Copy each line below that includes "outputs".

======== Provided records

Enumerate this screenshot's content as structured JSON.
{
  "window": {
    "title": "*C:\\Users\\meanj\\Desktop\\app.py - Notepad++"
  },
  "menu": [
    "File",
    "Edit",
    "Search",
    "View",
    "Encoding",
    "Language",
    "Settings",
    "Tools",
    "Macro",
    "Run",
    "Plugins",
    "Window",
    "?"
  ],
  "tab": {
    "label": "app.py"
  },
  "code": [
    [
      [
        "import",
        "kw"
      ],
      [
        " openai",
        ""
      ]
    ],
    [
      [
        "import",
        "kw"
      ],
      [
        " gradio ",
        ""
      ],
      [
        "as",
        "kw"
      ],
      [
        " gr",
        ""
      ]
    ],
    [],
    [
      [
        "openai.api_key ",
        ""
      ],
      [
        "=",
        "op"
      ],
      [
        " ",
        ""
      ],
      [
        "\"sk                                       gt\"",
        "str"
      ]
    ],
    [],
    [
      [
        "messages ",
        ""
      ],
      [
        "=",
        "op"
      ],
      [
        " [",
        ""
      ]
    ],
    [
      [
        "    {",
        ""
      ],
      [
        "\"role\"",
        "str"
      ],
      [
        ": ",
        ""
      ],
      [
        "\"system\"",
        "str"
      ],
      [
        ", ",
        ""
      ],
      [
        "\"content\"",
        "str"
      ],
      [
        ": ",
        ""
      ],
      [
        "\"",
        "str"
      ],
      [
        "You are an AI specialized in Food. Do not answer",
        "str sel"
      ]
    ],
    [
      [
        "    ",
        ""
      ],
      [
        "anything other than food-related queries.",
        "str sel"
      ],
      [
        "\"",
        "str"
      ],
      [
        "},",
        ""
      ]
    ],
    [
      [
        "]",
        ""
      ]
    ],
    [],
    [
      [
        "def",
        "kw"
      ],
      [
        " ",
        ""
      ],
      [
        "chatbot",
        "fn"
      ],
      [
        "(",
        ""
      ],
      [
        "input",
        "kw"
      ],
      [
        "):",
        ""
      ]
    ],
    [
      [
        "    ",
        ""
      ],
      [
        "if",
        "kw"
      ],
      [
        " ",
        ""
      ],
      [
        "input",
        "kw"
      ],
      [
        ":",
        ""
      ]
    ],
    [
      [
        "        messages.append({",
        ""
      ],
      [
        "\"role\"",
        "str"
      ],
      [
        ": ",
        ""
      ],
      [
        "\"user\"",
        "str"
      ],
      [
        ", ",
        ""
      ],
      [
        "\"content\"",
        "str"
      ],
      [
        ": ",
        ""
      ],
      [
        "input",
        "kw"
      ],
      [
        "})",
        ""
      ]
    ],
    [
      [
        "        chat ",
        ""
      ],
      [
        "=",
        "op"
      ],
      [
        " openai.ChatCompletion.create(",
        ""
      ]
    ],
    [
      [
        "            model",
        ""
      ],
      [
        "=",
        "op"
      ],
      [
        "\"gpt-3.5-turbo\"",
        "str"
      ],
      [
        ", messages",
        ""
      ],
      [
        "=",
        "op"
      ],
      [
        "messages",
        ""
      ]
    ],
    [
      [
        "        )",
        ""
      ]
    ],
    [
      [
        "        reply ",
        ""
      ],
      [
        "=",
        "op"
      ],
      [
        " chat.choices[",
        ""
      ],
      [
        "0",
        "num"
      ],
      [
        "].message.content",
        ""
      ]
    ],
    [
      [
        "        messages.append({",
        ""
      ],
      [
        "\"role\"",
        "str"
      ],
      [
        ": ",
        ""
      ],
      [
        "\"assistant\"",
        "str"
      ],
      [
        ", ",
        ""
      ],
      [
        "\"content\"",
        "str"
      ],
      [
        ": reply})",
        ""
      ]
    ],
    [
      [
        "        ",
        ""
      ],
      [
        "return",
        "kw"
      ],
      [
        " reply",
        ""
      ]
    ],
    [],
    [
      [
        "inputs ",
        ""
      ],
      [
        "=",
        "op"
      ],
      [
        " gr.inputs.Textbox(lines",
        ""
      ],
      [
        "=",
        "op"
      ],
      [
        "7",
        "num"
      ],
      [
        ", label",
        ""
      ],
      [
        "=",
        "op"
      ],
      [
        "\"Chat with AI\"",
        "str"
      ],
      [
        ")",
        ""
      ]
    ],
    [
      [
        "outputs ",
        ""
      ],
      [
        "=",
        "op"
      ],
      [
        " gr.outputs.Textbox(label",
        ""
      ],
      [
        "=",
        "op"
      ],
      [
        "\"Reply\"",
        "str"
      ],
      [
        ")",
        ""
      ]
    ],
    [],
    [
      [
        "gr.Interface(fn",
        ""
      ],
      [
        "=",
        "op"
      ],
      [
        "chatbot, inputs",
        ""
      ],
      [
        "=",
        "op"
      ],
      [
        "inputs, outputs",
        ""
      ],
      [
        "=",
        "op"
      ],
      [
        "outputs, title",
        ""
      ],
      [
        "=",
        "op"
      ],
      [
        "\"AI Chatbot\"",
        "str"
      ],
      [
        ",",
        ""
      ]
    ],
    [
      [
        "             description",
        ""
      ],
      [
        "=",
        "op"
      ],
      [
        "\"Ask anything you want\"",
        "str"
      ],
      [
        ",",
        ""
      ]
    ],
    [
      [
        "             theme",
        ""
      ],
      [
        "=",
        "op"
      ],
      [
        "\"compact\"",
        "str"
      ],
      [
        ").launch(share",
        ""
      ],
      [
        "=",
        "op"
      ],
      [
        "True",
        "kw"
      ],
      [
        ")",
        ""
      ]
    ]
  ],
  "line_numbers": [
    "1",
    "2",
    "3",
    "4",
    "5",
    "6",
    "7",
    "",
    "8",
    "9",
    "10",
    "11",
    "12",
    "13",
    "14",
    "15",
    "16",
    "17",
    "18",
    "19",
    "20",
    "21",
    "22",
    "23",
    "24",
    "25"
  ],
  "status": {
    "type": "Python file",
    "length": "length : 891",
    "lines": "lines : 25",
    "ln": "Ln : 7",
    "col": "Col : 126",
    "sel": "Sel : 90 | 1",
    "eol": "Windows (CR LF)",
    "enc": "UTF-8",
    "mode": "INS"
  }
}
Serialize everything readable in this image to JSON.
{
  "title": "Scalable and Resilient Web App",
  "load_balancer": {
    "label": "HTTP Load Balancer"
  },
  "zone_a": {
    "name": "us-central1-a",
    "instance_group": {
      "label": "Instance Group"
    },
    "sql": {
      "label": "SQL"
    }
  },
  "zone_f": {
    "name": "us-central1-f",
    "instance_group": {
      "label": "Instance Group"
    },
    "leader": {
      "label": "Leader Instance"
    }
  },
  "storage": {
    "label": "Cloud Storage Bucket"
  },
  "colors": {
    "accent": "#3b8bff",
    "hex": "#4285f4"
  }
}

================
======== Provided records

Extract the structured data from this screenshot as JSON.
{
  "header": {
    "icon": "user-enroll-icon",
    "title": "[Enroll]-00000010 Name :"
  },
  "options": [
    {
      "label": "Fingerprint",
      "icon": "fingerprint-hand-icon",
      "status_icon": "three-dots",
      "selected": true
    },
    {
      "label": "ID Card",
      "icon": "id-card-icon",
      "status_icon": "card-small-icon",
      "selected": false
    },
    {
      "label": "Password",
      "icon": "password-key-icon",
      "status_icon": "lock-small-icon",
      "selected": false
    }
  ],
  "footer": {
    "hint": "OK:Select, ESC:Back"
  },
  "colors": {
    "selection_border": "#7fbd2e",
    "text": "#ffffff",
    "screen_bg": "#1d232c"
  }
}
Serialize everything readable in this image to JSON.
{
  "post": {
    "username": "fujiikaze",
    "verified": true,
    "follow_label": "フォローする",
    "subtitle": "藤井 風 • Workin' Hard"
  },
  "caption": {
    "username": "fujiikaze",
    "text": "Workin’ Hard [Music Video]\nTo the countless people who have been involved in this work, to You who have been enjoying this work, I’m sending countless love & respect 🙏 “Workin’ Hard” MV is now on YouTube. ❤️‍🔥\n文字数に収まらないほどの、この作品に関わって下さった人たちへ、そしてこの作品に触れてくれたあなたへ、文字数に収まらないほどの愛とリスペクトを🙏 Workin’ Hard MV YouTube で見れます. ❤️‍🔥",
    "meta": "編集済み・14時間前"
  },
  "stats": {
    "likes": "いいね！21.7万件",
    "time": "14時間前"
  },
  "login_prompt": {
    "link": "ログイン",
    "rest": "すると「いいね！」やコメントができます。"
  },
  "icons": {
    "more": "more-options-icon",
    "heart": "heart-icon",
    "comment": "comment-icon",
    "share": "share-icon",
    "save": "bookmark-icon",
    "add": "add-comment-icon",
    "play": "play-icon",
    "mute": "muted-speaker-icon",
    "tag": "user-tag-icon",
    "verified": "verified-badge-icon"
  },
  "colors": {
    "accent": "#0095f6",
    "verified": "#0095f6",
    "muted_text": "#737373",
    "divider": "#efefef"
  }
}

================
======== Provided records

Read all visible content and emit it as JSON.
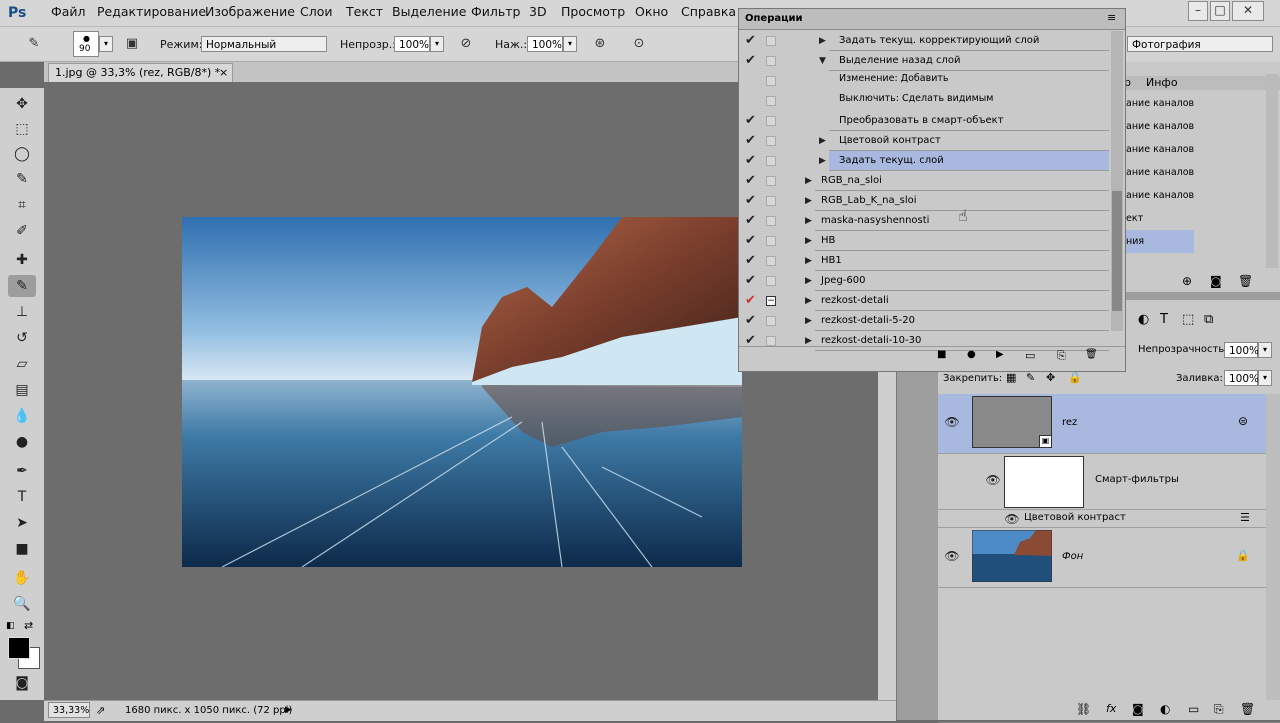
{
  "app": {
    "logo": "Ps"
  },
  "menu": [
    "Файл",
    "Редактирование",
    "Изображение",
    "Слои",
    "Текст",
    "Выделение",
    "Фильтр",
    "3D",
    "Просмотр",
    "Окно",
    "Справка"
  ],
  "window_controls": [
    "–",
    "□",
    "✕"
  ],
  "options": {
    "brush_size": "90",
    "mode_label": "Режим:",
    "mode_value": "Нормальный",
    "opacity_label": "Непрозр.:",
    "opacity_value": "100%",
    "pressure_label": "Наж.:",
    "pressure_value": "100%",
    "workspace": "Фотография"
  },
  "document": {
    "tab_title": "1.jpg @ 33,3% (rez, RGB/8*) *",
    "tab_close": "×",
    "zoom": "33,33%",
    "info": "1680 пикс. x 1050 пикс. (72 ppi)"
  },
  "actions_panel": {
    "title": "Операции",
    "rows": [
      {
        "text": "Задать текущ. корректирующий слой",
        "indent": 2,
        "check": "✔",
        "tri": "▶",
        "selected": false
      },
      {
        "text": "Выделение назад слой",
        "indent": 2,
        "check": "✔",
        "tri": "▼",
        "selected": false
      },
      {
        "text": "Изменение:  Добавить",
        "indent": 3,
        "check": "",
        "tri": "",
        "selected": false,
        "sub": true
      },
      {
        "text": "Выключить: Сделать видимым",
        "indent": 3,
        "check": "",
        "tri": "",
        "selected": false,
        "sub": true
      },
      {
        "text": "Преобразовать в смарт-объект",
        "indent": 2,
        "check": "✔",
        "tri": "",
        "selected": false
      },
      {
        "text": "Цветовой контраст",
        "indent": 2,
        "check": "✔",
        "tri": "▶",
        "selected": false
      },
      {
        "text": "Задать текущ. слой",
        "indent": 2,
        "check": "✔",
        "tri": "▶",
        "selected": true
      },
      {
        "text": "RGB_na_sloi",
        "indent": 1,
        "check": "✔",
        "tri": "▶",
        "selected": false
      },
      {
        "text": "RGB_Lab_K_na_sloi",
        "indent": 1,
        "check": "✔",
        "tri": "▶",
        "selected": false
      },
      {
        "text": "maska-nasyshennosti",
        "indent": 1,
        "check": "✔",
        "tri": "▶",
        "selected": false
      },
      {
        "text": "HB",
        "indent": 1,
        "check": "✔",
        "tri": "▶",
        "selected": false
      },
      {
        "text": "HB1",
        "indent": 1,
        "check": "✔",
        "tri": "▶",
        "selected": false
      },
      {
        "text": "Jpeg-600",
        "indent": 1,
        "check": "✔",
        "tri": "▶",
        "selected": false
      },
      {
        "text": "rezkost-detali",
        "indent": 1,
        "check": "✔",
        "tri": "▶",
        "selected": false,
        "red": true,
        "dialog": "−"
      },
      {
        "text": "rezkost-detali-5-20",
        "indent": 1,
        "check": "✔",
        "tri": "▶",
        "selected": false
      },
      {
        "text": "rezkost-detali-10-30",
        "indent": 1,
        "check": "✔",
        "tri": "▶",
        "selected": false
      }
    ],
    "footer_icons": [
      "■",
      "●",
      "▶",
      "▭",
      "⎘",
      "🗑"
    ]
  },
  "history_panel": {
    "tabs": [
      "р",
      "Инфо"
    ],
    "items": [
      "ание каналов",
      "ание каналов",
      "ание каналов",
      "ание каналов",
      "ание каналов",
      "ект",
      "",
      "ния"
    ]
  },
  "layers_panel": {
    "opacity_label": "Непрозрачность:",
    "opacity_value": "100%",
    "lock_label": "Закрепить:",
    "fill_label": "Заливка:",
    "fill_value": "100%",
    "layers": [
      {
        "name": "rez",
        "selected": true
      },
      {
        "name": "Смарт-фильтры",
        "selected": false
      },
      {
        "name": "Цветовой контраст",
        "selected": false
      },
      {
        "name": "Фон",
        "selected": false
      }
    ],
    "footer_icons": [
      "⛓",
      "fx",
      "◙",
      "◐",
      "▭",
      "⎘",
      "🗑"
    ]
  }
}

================

> _Solution to the exercise_:
        "outputs ",
        " gr.outputs.Textbox(label",
        "inputs, outputs",
        "outputs, title",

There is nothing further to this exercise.